**Assignment**
Filter the data below, keeping only lines that contain "JSON".

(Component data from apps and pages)
++++++

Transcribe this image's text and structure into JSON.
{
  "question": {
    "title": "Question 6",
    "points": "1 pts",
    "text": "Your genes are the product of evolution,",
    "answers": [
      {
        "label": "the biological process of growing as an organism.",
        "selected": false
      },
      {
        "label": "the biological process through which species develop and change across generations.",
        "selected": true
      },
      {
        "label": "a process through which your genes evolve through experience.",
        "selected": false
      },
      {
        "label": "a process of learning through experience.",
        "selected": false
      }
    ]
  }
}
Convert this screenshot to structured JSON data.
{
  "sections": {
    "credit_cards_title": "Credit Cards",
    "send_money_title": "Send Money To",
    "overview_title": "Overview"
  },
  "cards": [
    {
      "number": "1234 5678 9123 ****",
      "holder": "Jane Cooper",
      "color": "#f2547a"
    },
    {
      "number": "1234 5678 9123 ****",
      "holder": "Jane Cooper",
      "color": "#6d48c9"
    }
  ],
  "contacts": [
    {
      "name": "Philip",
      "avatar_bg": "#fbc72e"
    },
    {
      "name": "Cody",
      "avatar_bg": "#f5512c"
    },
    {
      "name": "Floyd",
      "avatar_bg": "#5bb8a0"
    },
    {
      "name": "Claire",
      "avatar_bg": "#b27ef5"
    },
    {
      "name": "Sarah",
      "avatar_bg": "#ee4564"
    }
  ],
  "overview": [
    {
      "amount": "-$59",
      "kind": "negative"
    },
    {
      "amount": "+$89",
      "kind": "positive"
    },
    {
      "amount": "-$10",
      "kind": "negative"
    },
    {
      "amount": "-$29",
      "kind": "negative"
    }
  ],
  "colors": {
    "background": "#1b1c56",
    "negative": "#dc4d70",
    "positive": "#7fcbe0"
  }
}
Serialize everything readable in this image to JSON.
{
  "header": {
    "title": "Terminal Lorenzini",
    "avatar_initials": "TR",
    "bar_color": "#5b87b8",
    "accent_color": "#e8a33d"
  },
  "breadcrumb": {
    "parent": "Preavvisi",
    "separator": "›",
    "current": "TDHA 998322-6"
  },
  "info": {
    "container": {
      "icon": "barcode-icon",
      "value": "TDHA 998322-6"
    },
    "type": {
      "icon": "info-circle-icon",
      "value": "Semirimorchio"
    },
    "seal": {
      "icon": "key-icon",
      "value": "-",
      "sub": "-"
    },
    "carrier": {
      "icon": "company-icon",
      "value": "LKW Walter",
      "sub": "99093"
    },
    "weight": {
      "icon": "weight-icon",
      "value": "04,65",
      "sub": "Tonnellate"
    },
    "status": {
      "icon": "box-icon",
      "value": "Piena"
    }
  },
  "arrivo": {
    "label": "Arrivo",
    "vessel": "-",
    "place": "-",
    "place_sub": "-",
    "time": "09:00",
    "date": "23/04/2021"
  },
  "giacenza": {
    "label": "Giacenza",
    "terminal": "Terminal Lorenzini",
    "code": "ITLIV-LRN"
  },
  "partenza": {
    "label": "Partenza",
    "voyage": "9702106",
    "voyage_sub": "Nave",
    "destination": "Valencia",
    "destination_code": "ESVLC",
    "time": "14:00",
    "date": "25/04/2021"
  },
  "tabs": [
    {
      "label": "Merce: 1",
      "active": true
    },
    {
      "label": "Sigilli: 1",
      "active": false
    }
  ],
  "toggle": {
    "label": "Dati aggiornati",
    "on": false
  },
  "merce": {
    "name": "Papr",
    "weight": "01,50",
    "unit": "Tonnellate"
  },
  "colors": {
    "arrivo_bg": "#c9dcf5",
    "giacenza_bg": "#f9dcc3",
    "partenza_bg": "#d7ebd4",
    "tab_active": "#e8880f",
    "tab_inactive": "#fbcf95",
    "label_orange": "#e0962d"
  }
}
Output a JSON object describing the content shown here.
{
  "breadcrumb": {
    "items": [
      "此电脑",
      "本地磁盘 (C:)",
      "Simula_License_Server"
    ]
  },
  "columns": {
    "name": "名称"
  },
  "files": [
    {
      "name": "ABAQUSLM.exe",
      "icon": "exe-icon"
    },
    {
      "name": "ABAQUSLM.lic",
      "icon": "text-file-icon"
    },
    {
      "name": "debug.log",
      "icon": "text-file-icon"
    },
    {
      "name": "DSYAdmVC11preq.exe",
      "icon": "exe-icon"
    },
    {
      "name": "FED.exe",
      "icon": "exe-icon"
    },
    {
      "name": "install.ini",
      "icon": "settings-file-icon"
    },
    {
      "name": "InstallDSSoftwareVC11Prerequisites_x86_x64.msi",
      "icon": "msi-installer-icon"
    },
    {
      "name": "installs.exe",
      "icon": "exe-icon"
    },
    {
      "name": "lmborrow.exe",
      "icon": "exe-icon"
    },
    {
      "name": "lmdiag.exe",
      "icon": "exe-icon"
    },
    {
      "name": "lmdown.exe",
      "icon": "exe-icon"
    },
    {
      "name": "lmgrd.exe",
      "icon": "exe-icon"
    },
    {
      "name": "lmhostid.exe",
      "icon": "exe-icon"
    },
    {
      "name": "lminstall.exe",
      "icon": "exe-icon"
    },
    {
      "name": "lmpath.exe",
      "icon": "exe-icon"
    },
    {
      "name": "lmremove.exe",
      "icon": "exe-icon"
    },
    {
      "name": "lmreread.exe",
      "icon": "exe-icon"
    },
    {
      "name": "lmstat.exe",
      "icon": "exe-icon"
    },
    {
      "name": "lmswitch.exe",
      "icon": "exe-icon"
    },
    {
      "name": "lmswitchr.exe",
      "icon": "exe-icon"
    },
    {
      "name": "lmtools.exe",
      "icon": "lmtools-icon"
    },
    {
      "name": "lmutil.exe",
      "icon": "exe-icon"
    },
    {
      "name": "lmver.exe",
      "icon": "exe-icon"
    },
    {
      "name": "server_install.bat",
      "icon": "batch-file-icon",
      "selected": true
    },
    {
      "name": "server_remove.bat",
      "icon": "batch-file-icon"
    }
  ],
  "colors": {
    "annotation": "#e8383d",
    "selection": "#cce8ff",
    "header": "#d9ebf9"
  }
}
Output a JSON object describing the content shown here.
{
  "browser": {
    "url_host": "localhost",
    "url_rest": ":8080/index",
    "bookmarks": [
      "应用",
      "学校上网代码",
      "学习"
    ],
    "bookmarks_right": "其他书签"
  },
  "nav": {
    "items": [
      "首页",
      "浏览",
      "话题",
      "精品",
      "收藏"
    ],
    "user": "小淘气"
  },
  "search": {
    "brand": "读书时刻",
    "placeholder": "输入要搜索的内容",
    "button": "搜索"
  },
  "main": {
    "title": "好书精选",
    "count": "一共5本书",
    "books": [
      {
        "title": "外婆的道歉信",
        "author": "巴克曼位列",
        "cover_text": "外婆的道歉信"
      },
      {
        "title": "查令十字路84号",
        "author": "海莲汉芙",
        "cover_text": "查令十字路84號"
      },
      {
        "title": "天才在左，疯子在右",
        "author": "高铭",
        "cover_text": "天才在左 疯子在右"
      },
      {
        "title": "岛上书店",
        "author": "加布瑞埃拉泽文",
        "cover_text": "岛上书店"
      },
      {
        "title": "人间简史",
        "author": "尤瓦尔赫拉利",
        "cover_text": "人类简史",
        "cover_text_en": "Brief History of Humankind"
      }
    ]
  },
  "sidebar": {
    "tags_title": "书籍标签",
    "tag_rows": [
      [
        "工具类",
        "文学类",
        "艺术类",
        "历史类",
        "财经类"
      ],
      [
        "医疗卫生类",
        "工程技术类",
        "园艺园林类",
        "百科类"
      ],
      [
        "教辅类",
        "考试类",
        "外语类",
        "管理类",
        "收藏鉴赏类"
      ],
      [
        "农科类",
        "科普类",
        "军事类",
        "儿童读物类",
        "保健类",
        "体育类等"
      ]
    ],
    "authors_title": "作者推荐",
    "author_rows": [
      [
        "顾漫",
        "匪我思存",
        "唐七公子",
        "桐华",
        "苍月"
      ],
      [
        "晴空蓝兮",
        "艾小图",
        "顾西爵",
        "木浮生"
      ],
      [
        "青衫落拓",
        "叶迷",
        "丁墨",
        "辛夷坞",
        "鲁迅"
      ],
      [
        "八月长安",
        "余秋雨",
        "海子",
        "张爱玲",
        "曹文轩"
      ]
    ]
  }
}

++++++

**Response to the exercise**
Transcribe this image's text and structure into JSON.
Convert this screenshot to structured JSON data.
Serialize everything readable in this image to JSON.
Output a JSON object describing the content shown here.
Output a JSON object describing the content shown here.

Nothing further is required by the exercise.